The Stuff (1985)
Written & Directed by Larry Cohen
Paranoia has been a chief component of modern life since the Cold War. In the 1950s, Americans were told to beware of “Reds” in their midst while the Senate conducted a witch hunt against citizens. This inspired the film Invasion of the Body Snatchers, which took its novel roots and reimagined them as a commentary on the Red Scare tearing through the country. Ever since, the concept of the masses being overtaken by an insidious enemy has seemed enticing for many directors and writers. You often have one or two characters who are on to the ruse but seem helpless against the enemy’s scope and scale. This was the type of story that inspired independent filmmaker Larry Cohen to make his satire on the modern corporate food industry.
Jason is a young boy in Long Island, New York, who glimpses a strange sight in his refrigerator one night. The new ice cream substitute The Stuff is moving and crawling out of his container. Of course, when Jason implore his father to check it out for himself, everything in the fridge seems fine. Mo Rutherford (Michael Moriarity), a former FBI has been hired to an ice cream mogul who has been run out of the business because of The Stuff’s exploding popularity. He wants Rutherford to find out why the FDA members who approved the food have all either died or fled the country. The mystery takes the investigator across the country, eventually causing him to cross paths with Jason and discovering the terrifying truth behind The Stuff.
The Stuff is a very ambitious movie that ultimately fails because of a lack of attention to detail. When you have such a creepy, intriguing premise, you must be mindful of establishing the rules and the world. Due to what appears to be sloppy edits made in post-production, the pace of the movie feels rushed and like significant chunks are missing. This doesn’t mean The Stuff is not an enjoyable view, it is immensely funny and has some really clever parts. Cohen knows he’s making the 1980s equivalent of a 50s B-movie and leans into that tone. There’s some unevenness there are Cohen veers between over the top comedy to quiet simmering paranoia horror.

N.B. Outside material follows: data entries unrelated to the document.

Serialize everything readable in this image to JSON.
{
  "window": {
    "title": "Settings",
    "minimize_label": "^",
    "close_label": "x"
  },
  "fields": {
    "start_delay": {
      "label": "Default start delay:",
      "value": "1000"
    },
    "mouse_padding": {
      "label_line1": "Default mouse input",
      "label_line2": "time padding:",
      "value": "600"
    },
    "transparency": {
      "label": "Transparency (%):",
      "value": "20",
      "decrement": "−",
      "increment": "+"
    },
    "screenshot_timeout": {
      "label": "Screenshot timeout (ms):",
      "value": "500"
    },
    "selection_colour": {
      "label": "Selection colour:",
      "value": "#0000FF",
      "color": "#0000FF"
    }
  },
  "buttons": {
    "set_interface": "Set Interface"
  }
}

Cohen’s intent with the movie is admirable. He wanted to tell a story about the mindless consumerism he saw happening in the 1980s and also the way food manufacturers were adding harmful ingredients that would have a longterm negative effect on consumers. Since this time, we’ve seen concerns about genetically modified organisms (GMOs) and the consequences of all sorts of ingredients from corn syrup, to name a few. For the most part Americans just wolf down processed food without a second thought and Cohen was already imagining how this could harm people. I think you could easily remake The Stuff with a tighter script and some more thoughtful editing and have a contemporary horror masterpiece. While he hasn’t trafficked in body horror to date, I think someone like Ari Aster could handle this material quite well, balancing the horror and comedy masterfully.
The film began to go off the rails when a crazed military general (Paul Sorvino) is introduced in the third act. He’s a Cold War paranoiac who is played so broadly and hammy by Sorvino that the horror atmosphere of the movie gets sucked out of the room, and we’re left with near slapstick conclusion to the picture. I think Cohen didn’t want the kind of bleak and hopeless endings you find in the Body Snatcher movies, so he injected this element so that we could see the villains defeated.
The special effects are superb, especially the head models. Frequently in the picture, a human will expand their jaw beyond standard human ability and vomit up a shocking torrent of The Stuff. This is accomplished with some fantastic head models designed by Bret Culpepper, who also did effects work on The Re-Animator. For a low budget production, I was impressed with how well crafted these models were, and the gore was precisely what you would want in a movie on this subject matter. I would highly recommend The Stuff, it is a very entertaining picture, something like the themes of Neil Breen but with self-awareness and a sense of humor.